The Over-the-Rhine Community Council chimed in with its opposition to the project in a March 12 letter to the Historic Conservation Board, citing many of the same concerns. In that letter, council president Maurice Wagoner said that OTRCC heard a presentation from Senate owner Dan Wright and subsequently voted against supporting the project.
Others also oppose the bar. The HCB received 31 letters about the project from neighborhood organizations and residents. Two supported the project, and one, signed by several residents, had concerns about its operating hours but generally expressed support. The rest, however, including a number of churches and nonprofits nearby, opposed the bar and its late operating hours.
"Our master bedroom and our daughter's nursery are the closest proximity residents to the proposed bar, just a few feet away across Goose Alley," resident Chad Brizendine wrote the HCB. "I've lived in OTR for almost ten years, and we've chosen this location on residential Republic (Street) to raise our family because it's a quiet residential street with no bars."
Several letters asked that bar hours be limited to 10 p.m. through the week and midnight on the weekends per zoning requirements.
After 3CDC arranged eight parking spaces to be leased to the bar 600 feet away, the HCB recommended approval for the variances.
In 2017, Cincinnati City Council approved standard commercial real estate tax exemptions for the project worth about $140,000 over the 12-year life of the abatement on the assumption that the roughly $800,000 project would create 16 temporary and 5 permanent jobs.
For some, the departure of the familiar mural is an upsetting sign of changes in OTR as it further shifts from a low-income neighborhood to a higher-income one. Those changes have seen buildings rehabbed and businesses popping up, mostly in the neighborhood's southern half. But redevelopment is moving north now, and the changes haven't always been kind to long-term residents, some of whom have been displaced.
"We've seen a lot of change in OTR, but this one really hits home," Hardy says. "It just so happens to be me this time, but on a wider scale, people are slowly chipping away at the diversity of the neighborhood. It's very disappointing to me."
As of now, it looks likely that frequent walkers, cyclists and drivers passing through this busy corridor of OTR will soon no longer be greeted by the giant dog contemplating the giant sandwich. And despite an ever-growing 1990s nostalgia resurgence, the suspenders-snapping Urkel depicted on the Ollie's ad is likely history.
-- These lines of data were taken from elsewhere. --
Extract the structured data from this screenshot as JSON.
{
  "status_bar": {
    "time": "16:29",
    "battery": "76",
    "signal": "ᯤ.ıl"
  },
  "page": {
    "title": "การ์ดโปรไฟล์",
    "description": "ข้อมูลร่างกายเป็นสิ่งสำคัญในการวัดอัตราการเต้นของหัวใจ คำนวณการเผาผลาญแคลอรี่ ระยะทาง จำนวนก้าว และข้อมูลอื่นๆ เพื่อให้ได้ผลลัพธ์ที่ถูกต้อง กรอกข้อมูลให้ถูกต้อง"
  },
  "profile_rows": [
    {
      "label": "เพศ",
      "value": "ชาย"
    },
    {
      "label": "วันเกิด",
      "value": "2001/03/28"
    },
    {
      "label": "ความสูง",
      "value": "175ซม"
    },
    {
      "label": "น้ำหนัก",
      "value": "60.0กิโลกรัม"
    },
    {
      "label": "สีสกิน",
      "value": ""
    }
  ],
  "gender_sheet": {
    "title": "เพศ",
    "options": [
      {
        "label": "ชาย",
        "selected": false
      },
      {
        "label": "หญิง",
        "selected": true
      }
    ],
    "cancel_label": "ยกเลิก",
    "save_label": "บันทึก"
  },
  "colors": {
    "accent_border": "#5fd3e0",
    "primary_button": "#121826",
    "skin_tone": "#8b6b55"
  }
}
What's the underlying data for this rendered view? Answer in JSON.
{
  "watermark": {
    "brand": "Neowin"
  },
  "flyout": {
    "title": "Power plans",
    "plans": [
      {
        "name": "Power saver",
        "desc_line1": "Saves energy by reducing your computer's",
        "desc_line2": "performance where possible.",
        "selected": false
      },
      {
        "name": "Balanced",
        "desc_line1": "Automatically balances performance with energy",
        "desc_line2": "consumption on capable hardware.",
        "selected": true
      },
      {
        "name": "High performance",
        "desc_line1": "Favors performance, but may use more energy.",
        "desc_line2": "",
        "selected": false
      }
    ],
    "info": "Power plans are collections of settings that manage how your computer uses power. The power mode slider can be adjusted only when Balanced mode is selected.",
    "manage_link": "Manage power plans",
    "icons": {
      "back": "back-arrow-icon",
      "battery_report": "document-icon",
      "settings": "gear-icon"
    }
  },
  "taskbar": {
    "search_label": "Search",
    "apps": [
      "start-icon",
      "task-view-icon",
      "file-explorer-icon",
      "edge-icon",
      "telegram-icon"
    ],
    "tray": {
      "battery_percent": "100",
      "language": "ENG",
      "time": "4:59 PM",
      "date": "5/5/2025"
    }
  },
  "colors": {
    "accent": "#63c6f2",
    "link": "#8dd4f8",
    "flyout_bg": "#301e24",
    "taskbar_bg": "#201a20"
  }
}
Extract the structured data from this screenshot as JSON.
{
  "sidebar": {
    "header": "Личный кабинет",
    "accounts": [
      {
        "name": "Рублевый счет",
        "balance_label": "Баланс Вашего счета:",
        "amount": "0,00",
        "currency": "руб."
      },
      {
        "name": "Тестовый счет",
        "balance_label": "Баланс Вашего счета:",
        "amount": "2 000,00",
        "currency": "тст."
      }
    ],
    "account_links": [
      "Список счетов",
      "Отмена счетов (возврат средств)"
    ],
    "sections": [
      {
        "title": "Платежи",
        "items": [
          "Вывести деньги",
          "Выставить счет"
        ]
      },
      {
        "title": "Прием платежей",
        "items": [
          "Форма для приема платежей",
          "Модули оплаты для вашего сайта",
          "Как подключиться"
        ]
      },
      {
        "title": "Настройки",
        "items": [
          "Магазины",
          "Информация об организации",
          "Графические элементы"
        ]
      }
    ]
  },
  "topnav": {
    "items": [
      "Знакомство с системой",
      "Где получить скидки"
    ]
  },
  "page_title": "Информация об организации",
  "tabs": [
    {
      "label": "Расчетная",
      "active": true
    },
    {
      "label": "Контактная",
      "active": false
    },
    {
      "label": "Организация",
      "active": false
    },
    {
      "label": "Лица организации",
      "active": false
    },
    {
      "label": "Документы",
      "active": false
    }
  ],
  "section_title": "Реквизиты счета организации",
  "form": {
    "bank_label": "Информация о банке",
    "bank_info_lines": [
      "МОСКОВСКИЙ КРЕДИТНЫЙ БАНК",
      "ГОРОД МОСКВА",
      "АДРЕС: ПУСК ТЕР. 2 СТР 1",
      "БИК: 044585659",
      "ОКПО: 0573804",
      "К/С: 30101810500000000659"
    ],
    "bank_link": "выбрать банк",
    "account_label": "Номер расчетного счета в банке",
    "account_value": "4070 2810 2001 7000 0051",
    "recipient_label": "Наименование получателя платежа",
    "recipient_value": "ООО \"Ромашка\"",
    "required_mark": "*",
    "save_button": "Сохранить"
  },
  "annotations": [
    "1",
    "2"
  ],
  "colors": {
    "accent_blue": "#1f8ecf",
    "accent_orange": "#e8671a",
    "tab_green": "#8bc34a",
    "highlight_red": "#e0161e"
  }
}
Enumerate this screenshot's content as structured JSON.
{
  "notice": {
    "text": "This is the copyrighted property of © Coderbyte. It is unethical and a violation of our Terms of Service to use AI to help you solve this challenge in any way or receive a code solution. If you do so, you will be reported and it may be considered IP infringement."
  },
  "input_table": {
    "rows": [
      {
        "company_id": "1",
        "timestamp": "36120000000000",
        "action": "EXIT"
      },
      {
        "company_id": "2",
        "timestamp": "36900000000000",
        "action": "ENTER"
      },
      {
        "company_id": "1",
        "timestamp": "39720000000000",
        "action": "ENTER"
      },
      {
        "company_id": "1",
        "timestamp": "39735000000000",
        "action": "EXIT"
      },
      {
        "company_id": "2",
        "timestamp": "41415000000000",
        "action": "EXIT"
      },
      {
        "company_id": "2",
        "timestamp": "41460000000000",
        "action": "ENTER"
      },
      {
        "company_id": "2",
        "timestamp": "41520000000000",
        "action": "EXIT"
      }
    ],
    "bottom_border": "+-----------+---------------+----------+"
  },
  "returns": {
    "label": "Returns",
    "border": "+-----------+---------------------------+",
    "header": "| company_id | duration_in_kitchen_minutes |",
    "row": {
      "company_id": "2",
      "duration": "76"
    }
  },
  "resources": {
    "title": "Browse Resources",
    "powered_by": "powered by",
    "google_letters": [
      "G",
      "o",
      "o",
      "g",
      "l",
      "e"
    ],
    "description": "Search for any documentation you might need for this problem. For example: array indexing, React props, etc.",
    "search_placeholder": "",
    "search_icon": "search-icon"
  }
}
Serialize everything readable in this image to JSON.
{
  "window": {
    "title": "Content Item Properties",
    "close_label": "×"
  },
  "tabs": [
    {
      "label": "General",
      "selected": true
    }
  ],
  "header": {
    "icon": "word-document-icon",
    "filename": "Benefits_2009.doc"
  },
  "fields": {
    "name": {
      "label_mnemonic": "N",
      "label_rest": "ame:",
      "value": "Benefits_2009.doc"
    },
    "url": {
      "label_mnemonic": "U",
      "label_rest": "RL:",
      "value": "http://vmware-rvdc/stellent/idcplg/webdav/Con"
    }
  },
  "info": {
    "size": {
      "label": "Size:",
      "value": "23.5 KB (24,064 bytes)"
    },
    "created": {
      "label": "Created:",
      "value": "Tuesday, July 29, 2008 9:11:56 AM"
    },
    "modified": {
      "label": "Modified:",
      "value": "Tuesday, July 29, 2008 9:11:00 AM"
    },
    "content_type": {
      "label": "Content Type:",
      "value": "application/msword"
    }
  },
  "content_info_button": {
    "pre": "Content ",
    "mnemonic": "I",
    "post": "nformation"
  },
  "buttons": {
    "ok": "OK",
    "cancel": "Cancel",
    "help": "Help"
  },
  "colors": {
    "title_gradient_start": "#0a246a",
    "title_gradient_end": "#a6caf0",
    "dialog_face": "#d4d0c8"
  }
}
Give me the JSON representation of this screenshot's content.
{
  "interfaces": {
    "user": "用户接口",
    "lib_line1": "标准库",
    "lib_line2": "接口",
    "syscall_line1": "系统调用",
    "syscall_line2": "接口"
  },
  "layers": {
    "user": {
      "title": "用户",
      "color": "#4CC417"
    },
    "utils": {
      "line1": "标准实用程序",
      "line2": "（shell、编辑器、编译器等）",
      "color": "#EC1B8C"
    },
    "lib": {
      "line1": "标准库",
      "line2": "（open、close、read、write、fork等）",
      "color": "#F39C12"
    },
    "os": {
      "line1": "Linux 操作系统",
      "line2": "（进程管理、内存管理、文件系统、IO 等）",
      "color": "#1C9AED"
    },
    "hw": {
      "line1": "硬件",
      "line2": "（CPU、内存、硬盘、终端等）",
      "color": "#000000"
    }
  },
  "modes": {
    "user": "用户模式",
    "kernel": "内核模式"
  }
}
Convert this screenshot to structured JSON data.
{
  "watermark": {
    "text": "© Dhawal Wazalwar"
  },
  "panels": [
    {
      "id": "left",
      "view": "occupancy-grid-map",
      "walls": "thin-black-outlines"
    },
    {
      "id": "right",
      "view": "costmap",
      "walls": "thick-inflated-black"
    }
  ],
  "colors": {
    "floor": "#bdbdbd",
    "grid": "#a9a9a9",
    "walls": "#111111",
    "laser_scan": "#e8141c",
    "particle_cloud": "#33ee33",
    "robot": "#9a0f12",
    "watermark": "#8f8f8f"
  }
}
That's rough for Family Matters fans. The Chicago house the show was filmed in was recently slated for demolition.
Also likely lost: the painted visage of 6-year-old Cam Hardy.